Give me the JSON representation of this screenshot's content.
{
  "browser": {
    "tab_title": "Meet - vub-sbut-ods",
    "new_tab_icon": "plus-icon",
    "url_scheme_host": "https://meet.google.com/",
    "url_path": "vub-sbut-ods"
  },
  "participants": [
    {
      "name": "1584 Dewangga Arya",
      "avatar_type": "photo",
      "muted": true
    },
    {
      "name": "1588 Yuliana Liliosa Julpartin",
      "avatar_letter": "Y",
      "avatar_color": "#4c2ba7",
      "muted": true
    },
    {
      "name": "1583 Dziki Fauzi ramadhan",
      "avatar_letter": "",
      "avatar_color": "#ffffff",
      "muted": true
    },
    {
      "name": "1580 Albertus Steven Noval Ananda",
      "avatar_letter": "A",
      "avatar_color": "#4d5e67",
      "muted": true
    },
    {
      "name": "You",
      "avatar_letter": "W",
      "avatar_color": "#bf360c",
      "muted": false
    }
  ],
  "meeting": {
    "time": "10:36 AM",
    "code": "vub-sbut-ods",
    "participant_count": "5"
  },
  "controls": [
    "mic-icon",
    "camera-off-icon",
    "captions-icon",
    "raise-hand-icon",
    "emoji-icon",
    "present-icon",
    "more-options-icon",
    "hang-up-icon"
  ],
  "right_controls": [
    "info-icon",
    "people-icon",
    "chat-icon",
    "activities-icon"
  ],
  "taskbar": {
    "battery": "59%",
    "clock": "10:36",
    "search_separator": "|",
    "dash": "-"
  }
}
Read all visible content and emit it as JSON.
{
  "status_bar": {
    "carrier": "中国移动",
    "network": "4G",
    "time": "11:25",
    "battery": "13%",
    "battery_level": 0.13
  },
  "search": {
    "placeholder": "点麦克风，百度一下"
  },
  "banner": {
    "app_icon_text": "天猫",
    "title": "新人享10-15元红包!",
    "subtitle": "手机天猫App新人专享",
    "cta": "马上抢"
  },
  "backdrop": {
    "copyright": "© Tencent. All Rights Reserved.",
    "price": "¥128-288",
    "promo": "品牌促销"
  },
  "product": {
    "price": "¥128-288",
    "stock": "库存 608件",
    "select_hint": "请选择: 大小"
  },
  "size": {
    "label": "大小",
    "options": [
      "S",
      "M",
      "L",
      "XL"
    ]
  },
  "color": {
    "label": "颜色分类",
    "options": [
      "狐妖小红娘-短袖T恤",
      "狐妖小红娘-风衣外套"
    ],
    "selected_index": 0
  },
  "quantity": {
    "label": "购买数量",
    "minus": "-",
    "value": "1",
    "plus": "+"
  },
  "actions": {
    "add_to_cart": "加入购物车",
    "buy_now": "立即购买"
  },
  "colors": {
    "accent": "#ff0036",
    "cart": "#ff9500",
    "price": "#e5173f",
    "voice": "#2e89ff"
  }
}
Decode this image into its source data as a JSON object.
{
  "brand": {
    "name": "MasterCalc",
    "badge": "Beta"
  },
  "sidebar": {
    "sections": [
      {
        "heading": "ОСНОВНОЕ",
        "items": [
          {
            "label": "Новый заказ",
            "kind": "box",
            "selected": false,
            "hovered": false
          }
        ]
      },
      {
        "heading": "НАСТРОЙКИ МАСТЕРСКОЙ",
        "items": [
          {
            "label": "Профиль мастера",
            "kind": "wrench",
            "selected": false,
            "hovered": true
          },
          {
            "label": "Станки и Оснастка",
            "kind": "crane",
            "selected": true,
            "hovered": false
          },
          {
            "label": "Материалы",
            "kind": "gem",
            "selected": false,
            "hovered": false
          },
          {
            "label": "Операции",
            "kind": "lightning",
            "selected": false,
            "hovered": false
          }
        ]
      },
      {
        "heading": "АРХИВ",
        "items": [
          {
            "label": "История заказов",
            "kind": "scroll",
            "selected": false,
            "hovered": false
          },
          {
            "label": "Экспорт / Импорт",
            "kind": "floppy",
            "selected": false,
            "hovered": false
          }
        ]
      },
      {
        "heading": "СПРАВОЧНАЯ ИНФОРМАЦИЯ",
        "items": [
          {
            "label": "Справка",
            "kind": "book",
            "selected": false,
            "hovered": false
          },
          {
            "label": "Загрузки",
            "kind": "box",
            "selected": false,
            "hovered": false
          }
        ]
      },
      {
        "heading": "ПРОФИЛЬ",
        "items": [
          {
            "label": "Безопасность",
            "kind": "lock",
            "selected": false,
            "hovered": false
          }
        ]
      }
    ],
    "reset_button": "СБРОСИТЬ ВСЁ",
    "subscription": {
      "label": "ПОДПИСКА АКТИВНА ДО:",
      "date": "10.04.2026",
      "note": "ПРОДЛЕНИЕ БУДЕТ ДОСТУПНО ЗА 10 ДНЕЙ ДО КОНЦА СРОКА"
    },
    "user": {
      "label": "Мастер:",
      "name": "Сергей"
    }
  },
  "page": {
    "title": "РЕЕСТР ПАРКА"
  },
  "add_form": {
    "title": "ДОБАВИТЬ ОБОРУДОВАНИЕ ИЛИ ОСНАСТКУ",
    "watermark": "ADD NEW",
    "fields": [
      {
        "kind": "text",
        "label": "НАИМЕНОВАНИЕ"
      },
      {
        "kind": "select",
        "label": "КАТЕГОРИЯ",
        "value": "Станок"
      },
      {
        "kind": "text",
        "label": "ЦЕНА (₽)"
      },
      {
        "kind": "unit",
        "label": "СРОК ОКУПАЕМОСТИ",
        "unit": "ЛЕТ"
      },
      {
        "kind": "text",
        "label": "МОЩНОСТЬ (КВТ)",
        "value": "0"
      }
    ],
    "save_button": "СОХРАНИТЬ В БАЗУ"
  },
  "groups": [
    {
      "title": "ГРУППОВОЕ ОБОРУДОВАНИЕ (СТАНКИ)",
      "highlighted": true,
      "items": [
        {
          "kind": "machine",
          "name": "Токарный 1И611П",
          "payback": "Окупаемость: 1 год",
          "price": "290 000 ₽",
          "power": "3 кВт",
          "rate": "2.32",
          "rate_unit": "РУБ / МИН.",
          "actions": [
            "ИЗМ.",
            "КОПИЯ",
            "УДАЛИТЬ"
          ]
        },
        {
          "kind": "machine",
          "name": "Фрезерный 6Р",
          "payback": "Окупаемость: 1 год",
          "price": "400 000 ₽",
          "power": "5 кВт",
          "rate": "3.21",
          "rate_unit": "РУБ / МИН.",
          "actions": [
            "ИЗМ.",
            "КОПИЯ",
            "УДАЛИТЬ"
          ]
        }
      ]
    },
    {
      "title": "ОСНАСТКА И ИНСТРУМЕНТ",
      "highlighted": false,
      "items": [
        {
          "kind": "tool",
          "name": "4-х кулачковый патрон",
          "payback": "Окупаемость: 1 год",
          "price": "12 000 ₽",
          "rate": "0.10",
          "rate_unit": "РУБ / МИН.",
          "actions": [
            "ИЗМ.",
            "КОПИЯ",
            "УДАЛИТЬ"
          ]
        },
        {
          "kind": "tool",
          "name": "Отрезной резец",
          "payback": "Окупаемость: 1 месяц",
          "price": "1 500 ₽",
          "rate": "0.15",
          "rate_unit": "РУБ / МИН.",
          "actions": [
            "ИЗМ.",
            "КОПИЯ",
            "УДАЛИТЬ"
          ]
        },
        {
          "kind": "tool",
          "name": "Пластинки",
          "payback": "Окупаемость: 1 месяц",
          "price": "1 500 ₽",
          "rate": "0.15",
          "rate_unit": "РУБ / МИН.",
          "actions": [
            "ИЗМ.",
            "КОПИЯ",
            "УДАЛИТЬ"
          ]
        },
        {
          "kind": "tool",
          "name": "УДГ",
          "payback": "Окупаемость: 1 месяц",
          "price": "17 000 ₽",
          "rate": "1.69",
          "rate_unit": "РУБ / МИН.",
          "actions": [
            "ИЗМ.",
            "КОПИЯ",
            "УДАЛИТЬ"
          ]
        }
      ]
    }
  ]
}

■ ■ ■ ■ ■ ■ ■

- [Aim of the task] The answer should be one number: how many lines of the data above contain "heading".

- [Output of the exercise] 5